Hello! I’m a Maths student at Warwick university. I think Maths and it’s related subjects are exceptionally beautiful once you understand them. I hope to be able to help pupils reach that kind of understanding (as well as passing exams, of course).
Formulas and algorithms can be extremely useful time savers, but remembering one detail of them wrong can ruin an entire question. Whenever possible, I will try to give some insight into why a method is being used, as well as how to use it. Not only is this the only way to really enjoy the subject, but I also think it’s lot easier to recall how to do something if you have some understanding of exactly what you’re doing.
(This doesn’t mean I am against shortcuts and formulas: I think they’re great. But they are often worth examining quickly before learning them off).
I also think everyone needs to do more practise than they imagine necessary.
If this all sounds rather po-faced and serious, I apologise. I do possess something like a sense of humour, and will do my utmost to keep tutorials from becoming too boring.
I want to tailor the content of the sessions to fit whatever the pupil wants to work on. I would anticipate the three main areas I would be covering to be:
– Going through concepts (ideally one or two per session)
– Working through more difficult questions together
– Working on past papers and exam technique
However, I'm more than happy to approach the sessions in a different way if the pupil requests it.
If you have any queries, I’ll happily answer any questions you message me with.
|Further Mathematics||A Level||£20 /hr|
|Maths||A Level||£20 /hr|
|Further Mathematics||GCSE||£18 /hr|
|Before 12pm||12pm - 5pm||After 5pm|
Please get in touch for more detailed availability
We can immediately see that more than differentiation rule will be needed here. The expression in question is the product of two smaller expressions, so the product rule may be useful. But to apply the product rule, we need to be able to differentiate the two smaller expressions. ln(x3-5) is slightly more complicated to differentiate. However, notice it is the composition of two functions we know how to differentiate: x3-5 and ln(x). This suggest we may be able to apply the chain rule.
First, let u=ln(x3-5)
Differentiating u and v:
Recall the formula for the chain rule, which in this case is du/dx=(du/dv)*(dv/dx)
Substituting into the chain rule:
Note – In an exam, it may be faster simply to use the standard formula for differentiating ln: d/dx(ln(f(x)))=f'(x)/f(x) . You can use this formula whenever you spot you are differentiating ln of some function. You should be able to see how this would work in the above example. I have provided a full method for clarity, not because it is necessary to do so in your exam.
We are now in a position to apply the product rule.
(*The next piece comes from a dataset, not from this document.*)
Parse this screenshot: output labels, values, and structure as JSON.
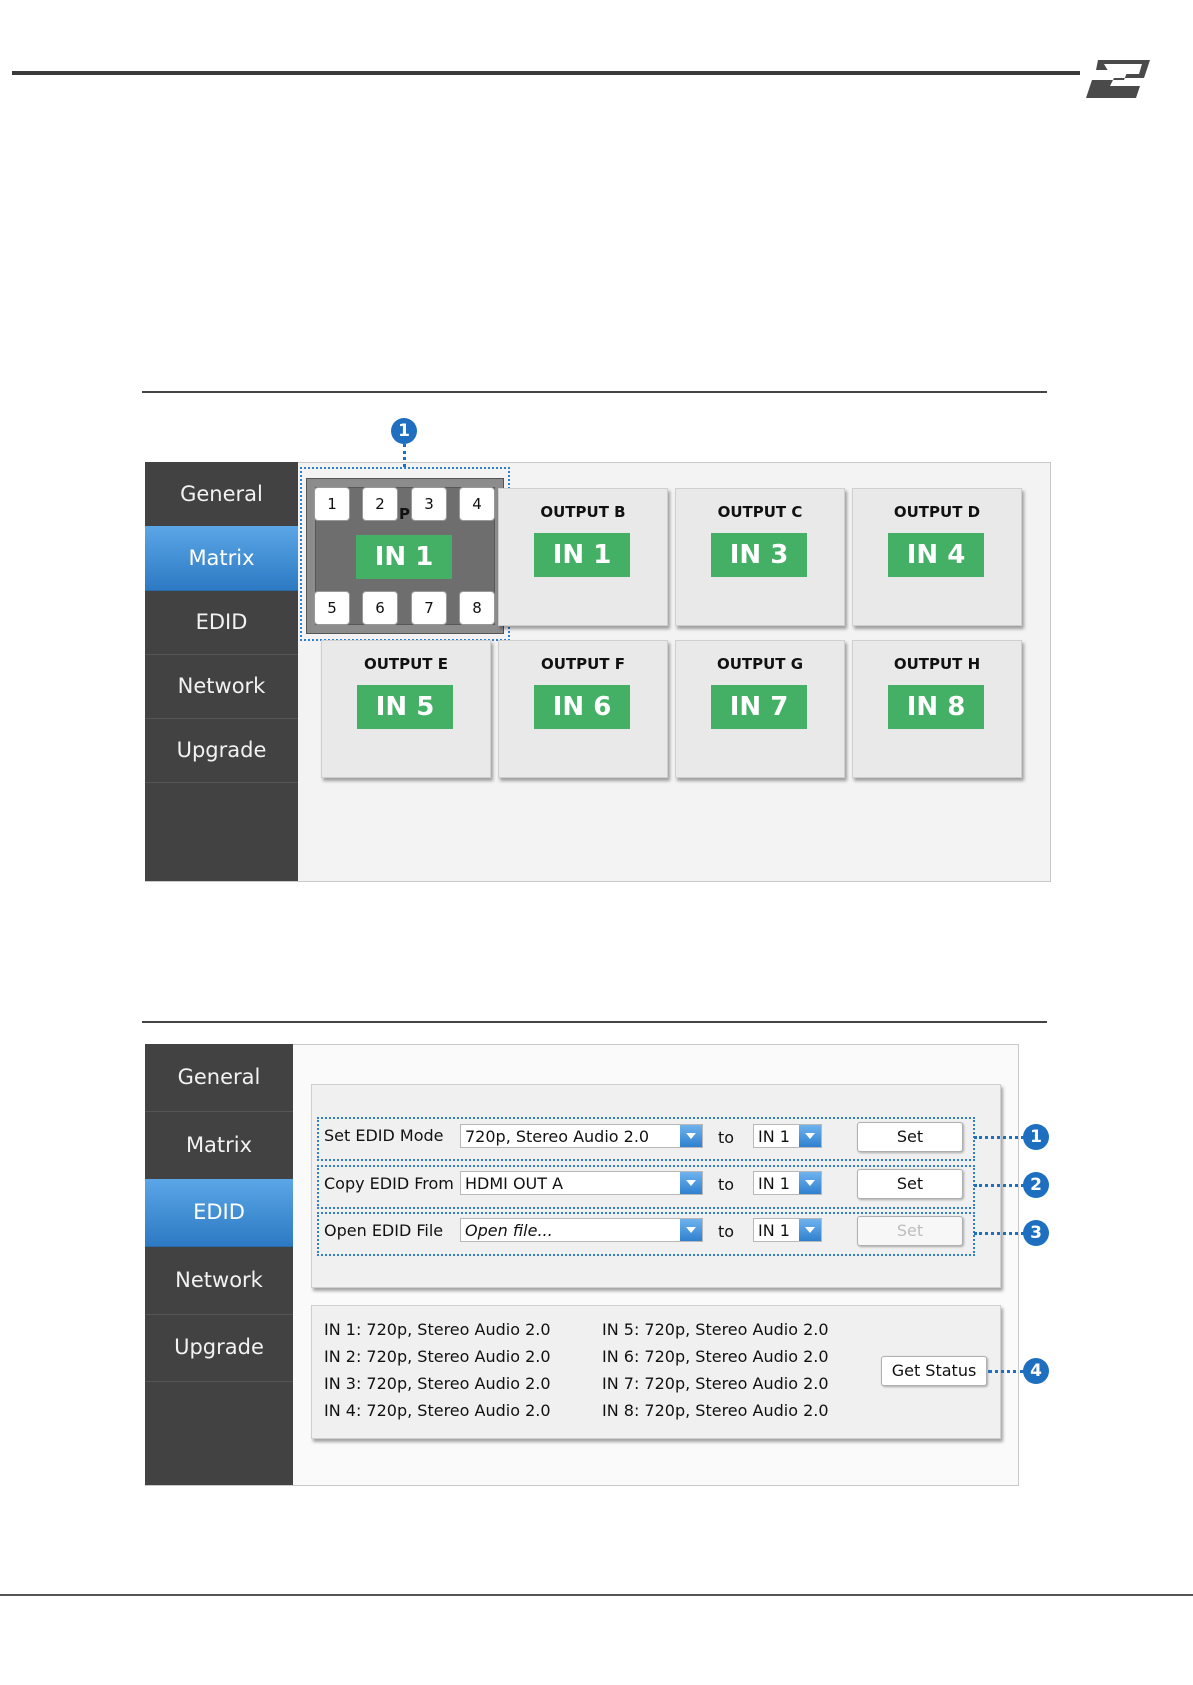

Recall that the formula for the product rule is d/dx(UV)=V*dU/dx+U*dV/dx (U and V here used just to avoid confusion with u and v used earlier)
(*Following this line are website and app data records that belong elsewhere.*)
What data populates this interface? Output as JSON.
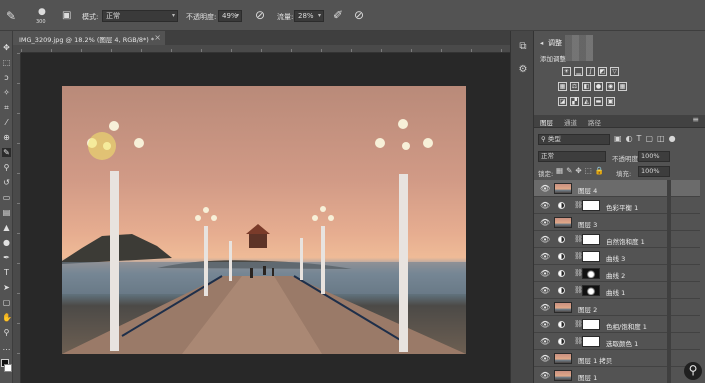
{
  "options_bar": {
    "brush_size": "300",
    "mode_label": "模式:",
    "mode_value": "正常",
    "opacity_label": "不透明度:",
    "opacity_value": "49%",
    "flow_label": "流量:",
    "flow_value": "28%"
  },
  "document": {
    "tab_title": "IMG_3209.jpg @ 18.2% (图层 4, RGB/8*) *"
  },
  "adjustments": {
    "title": "调整",
    "hint": "添加调整"
  },
  "layers_panel": {
    "tabs": [
      "图层",
      "通道",
      "路径"
    ],
    "filter_kind": "类型",
    "blend_mode": "正常",
    "opacity_label": "不透明度:",
    "opacity_value": "100%",
    "lock_label": "锁定:",
    "fill_label": "填充:",
    "fill_value": "100%",
    "layers": [
      {
        "name": "图层 4",
        "kind": "pixel",
        "selected": true
      },
      {
        "name": "色彩平衡 1",
        "kind": "adjustment"
      },
      {
        "name": "图层 3",
        "kind": "pixel"
      },
      {
        "name": "自然饱和度 1",
        "kind": "adjustment"
      },
      {
        "name": "曲线 3",
        "kind": "adjustment"
      },
      {
        "name": "曲线 2",
        "kind": "adjustment",
        "dark_mask": true
      },
      {
        "name": "曲线 1",
        "kind": "adjustment",
        "dark_mask": true
      },
      {
        "name": "图层 2",
        "kind": "pixel"
      },
      {
        "name": "色相/饱和度 1",
        "kind": "adjustment"
      },
      {
        "name": "选取颜色 1",
        "kind": "adjustment"
      },
      {
        "name": "图层 1 拷贝",
        "kind": "pixel"
      },
      {
        "name": "图层 1",
        "kind": "pixel"
      }
    ]
  },
  "colors": {
    "ui_background": "#535353",
    "workspace": "#282828",
    "selected_layer": "#6b6b6b"
  }
}
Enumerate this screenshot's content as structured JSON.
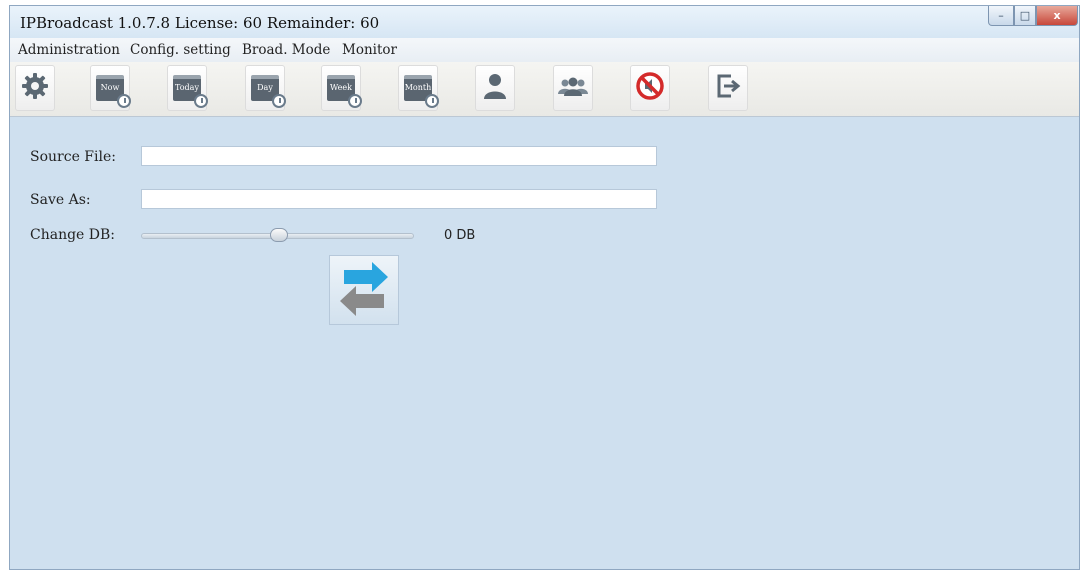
{
  "window": {
    "title": "IPBroadcast 1.0.7.8 License: 60 Remainder: 60",
    "controls": {
      "minimize": "–",
      "maximize": "□",
      "close": "x"
    }
  },
  "menu": [
    {
      "label": "Administration"
    },
    {
      "label": "Config. setting"
    },
    {
      "label": "Broad. Mode"
    },
    {
      "label": "Monitor"
    }
  ],
  "toolbar": {
    "buttons": [
      {
        "icon": "gear-icon"
      },
      {
        "icon": "calendar-now-icon",
        "label": "Now"
      },
      {
        "icon": "calendar-today-icon",
        "label": "Today"
      },
      {
        "icon": "calendar-day-icon",
        "label": "Day"
      },
      {
        "icon": "calendar-week-icon",
        "label": "Week"
      },
      {
        "icon": "calendar-month-icon",
        "label": "Month"
      },
      {
        "icon": "user-icon"
      },
      {
        "icon": "group-icon"
      },
      {
        "icon": "mute-icon"
      },
      {
        "icon": "logout-icon"
      }
    ]
  },
  "form": {
    "source_file": {
      "label": "Source File:",
      "value": ""
    },
    "save_as": {
      "label": "Save As:",
      "value": ""
    },
    "change_db": {
      "label": "Change DB:",
      "value": 0,
      "value_label": "0 DB"
    }
  },
  "colors": {
    "client_bg": "#cfe0ef",
    "arrow_blue": "#29a5df",
    "arrow_gray": "#8a8a8a",
    "mute_red": "#d42a2a"
  }
}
Substituting into the product rule formula:
This gives us our answer: